Reproduce all records word for word.

[Opening PROVIDED RECORDS section]

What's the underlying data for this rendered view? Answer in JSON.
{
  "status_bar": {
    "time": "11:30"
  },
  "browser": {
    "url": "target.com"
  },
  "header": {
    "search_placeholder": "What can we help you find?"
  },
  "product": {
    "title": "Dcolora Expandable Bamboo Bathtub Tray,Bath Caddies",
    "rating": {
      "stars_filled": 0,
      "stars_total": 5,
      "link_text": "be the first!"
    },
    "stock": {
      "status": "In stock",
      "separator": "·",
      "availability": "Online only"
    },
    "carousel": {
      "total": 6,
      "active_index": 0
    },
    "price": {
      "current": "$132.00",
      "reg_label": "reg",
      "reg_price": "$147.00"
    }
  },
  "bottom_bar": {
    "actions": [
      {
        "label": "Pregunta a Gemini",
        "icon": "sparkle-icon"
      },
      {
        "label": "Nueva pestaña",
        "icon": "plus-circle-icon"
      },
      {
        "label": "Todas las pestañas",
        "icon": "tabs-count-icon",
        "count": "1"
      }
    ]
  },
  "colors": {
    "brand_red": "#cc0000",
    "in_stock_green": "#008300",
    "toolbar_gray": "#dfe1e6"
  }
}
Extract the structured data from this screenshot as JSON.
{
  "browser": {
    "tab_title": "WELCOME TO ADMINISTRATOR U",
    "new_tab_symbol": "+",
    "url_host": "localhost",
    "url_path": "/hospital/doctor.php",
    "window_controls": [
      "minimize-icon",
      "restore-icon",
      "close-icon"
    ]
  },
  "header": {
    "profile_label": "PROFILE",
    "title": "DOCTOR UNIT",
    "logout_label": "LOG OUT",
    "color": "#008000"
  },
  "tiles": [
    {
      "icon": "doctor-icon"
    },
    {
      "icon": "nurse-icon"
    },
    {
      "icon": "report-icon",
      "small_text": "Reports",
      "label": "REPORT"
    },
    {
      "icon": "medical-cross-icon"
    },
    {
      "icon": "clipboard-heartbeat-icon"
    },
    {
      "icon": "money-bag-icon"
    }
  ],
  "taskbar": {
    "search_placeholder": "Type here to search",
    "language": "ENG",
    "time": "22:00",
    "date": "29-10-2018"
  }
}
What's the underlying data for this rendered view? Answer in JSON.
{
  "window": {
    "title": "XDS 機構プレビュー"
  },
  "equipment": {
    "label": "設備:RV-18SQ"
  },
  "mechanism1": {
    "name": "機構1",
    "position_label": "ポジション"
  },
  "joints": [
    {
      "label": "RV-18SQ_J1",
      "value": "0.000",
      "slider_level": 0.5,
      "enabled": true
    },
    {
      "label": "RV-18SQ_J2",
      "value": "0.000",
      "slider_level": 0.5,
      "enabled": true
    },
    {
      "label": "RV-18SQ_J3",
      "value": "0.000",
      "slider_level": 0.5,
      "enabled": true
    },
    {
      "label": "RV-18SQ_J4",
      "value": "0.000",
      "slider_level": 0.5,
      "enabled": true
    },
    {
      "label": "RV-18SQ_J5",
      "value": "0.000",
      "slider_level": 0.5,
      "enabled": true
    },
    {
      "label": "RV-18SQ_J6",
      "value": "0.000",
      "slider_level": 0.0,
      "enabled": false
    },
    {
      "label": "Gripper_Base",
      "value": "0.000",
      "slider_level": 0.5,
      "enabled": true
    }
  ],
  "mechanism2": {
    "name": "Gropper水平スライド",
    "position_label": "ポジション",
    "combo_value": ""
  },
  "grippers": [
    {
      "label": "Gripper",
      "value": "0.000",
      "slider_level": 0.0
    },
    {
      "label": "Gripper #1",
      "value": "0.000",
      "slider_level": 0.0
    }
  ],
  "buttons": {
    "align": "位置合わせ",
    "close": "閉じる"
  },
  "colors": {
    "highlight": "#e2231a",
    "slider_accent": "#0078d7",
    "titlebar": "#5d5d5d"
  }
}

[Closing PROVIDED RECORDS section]

_TASK ANSWER_
What's the underlying data for this rendered view? Answer in JSON.
{
  "status_bar": {
    "time": "11:30"
  },
  "browser": {
    "url": "target.com"
  },
  "header": {
    "search_placeholder": "What can we help you find?"
  },
  "product": {
    "title": "Dcolora Expandable Bamboo Bathtub Tray,Bath Caddies",
    "rating": {
      "stars_filled": 0,
      "stars_total": 5,
      "link_text": "be the first!"
    },
    "stock": {
      "status": "In stock",
      "separator": "·",
      "availability": "Online only"
    },
    "carousel": {
      "total": 6,
      "active_index": 0
    },
    "price": {
      "current": "$132.00",
      "reg_label": "reg",
      "reg_price": "$147.00"
    }
  },
  "bottom_bar": {
    "actions": [
      {
        "label": "Pregunta a Gemini",
        "icon": "sparkle-icon"
      },
      {
        "label": "Nueva pestaña",
        "icon": "plus-circle-icon"
      },
      {
        "label": "Todas las pestañas",
        "icon": "tabs-count-icon",
        "count": "1"
      }
    ]
  },
  "colors": {
    "brand_red": "#cc0000",
    "in_stock_green": "#008300",
    "toolbar_gray": "#dfe1e6"
  }
}
Extract the structured data from this screenshot as JSON.
{
  "browser": {
    "tab_title": "WELCOME TO ADMINISTRATOR U",
    "new_tab_symbol": "+",
    "url_host": "localhost",
    "url_path": "/hospital/doctor.php",
    "window_controls": [
      "minimize-icon",
      "restore-icon",
      "close-icon"
    ]
  },
  "header": {
    "profile_label": "PROFILE",
    "title": "DOCTOR UNIT",
    "logout_label": "LOG OUT",
    "color": "#008000"
  },
  "tiles": [
    {
      "icon": "doctor-icon"
    },
    {
      "icon": "nurse-icon"
    },
    {
      "icon": "report-icon",
      "small_text": "Reports",
      "label": "REPORT"
    },
    {
      "icon": "medical-cross-icon"
    },
    {
      "icon": "clipboard-heartbeat-icon"
    },
    {
      "icon": "money-bag-icon"
    }
  ],
  "taskbar": {
    "search_placeholder": "Type here to search",
    "language": "ENG",
    "time": "22:00",
    "date": "29-10-2018"
  }
}
What's the underlying data for this rendered view? Answer in JSON.
{
  "window": {
    "title": "XDS 機構プレビュー"
  },
  "equipment": {
    "label": "設備:RV-18SQ"
  },
  "mechanism1": {
    "name": "機構1",
    "position_label": "ポジション"
  },
  "joints": [
    {
      "label": "RV-18SQ_J1",
      "value": "0.000",
      "slider_level": 0.5,
      "enabled": true
    },
    {
      "label": "RV-18SQ_J2",
      "value": "0.000",
      "slider_level": 0.5,
      "enabled": true
    },
    {
      "label": "RV-18SQ_J3",
      "value": "0.000",
      "slider_level": 0.5,
      "enabled": true
    },
    {
      "label": "RV-18SQ_J4",
      "value": "0.000",
      "slider_level": 0.5,
      "enabled": true
    },
    {
      "label": "RV-18SQ_J5",
      "value": "0.000",
      "slider_level": 0.5,
      "enabled": true
    },
    {
      "label": "RV-18SQ_J6",
      "value": "0.000",
      "slider_level": 0.0,
      "enabled": false
    },
    {
      "label": "Gripper_Base",
      "value": "0.000",
      "slider_level": 0.5,
      "enabled": true
    }
  ],
  "mechanism2": {
    "name": "Gropper水平スライド",
    "position_label": "ポジション",
    "combo_value": ""
  },
  "grippers": [
    {
      "label": "Gripper",
      "value": "0.000",
      "slider_level": 0.0
    },
    {
      "label": "Gripper #1",
      "value": "0.000",
      "slider_level": 0.0
    }
  ],
  "buttons": {
    "align": "位置合わせ",
    "close": "閉じる"
  },
  "colors": {
    "highlight": "#e2231a",
    "slider_accent": "#0078d7",
    "titlebar": "#5d5d5d"
  }
}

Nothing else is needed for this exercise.